Just a week after its first images were shown to the world, the James Webb Space Telescope may have discovered a galaxy that existed 13.5 billion years ago, according to reports.
The galaxy, known as GLASS-z13, was discovered 300 million years after the Big Bang, nearly 100 million years earlier than anything previously found, according to Rohan Naidu of the Harvard Center for Astrophysics.
“We’re potentially looking at the most distant starlight that anyone has ever seen,” he said.
Since GLASS-z13 existed in the early cosmos, its exact age is uncertain because it might have originated at any moment within the first 300 million years. It was discovered in “early release” data from the orbiting observatory’s main infrared imager, dubbed NIRcam. Still, it was not revealed in the first image set published by NASA last week.
The galaxy appears as a blob of red with white in its center when translated from infrared to visible spectrum, as part of a larger view of the distant cosmos known as a “deep field.”
“Astronomy records are crumbling already, and more are shaky,” tweeted NASA’s chief scientist Thomas Zurbuchen.
“Yes, I tend to only cheer once science results in clear peer review. But, this looks very promising,” he added.

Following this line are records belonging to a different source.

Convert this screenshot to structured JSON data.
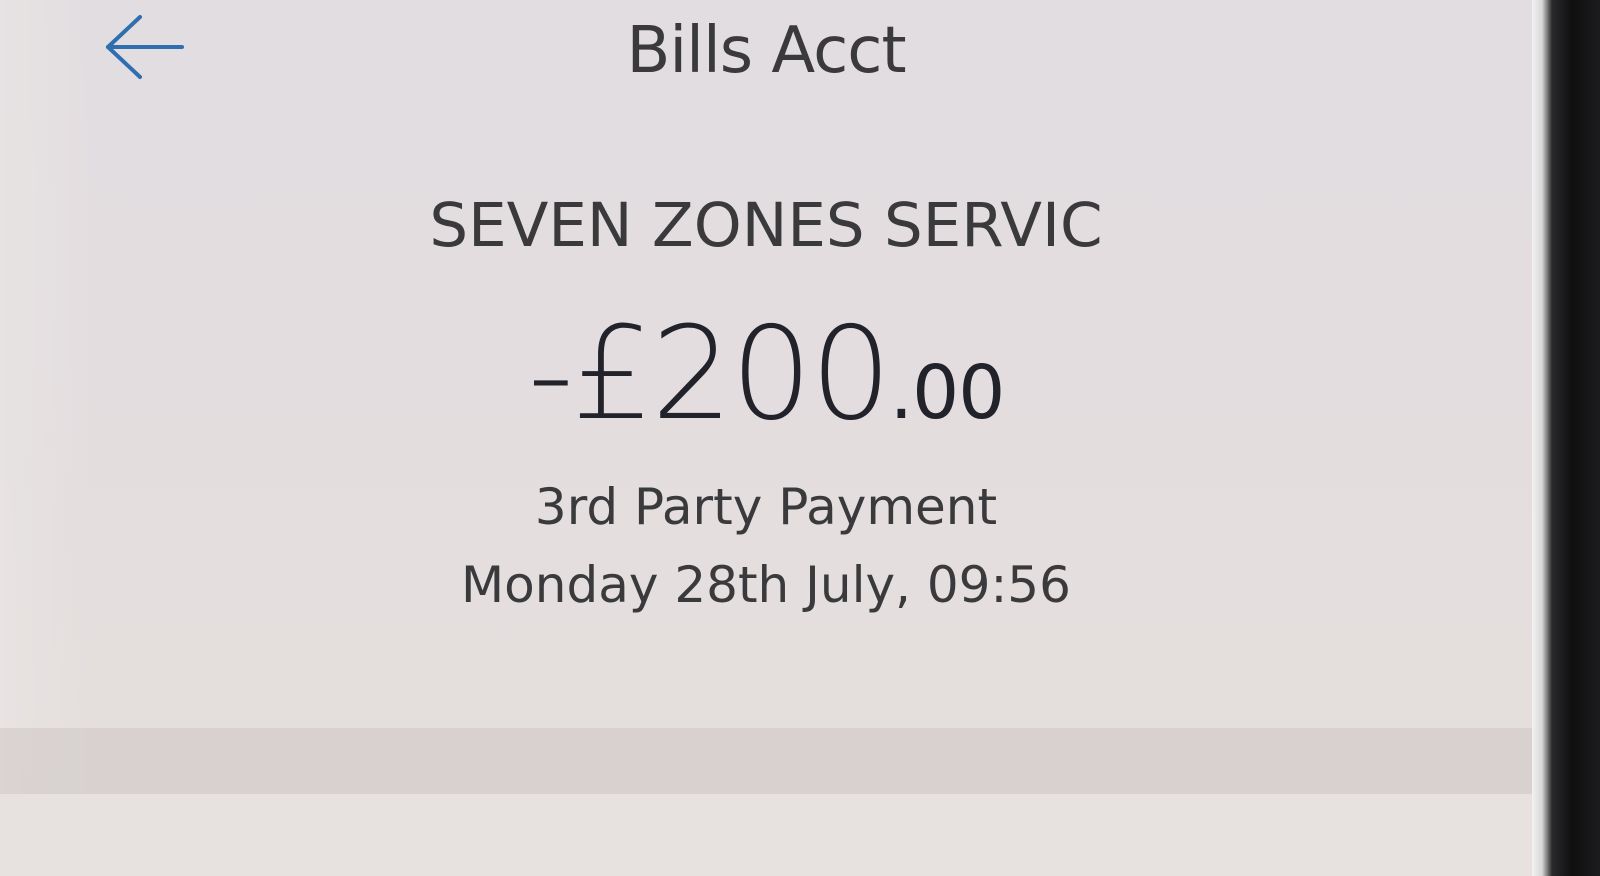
{
  "header": {
    "title": "Bills Acct",
    "back_icon": "arrow-left-icon",
    "accent_color": "#2f6fb0"
  },
  "transaction": {
    "merchant": "SEVEN ZONES SERVIC",
    "amount_main": "-£200",
    "amount_decimal": ".00",
    "type": "3rd Party Payment",
    "datetime": "Monday 28th July, 09:56"
  }
}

One of Webb’s most exciting prospects is the discovery of the first galaxies that emerged after the Big Bang 13.8 billion years ago. Since these are so far away from Earth, by the time their light reaches us, it has been stretched by the expansion of the cosmos and shifted to the infrared portion of the light spectrum, which Webb is uniquely prepared to detect.
Mr. Naidu and colleagues combed through this distant universe’s infrared data, looking for a distinctive signal of extremely distant galaxies.
Under a specific infrared wavelength threshold, all photons are absorbed by the neutral hydrogen of the cosmos that stands between the object and the observer. The team could pinpoint where these photon drop-offs appeared by analyzing data obtained through multiple infrared filters, from which they deduced the presence of these most distant galaxies.
“We searched all the early data for galaxies with this very striking signature, and these were the two systems that had by far the most compelling signature,” said Mr. Naidu.
“There’s strong evidence, but there’s still work to be done,” said Mr. Naidu.
The team plans to specifically request telescope time from Webb’s management to conduct spectroscopy to determine its precise distance.
However, the team has already discovered some unexpected features. For example, the galaxy has the mass of a billion Suns, which Mr. Naidu described as “potentially very surprising, and that is something we don’t really understand” given how soon after the Big Bang it originated.
The most spectacular space telescope ever created, Webb, which was launched in December and has been fully operational since last week, is thought to herald in a new era of discovery, and we can’t wait.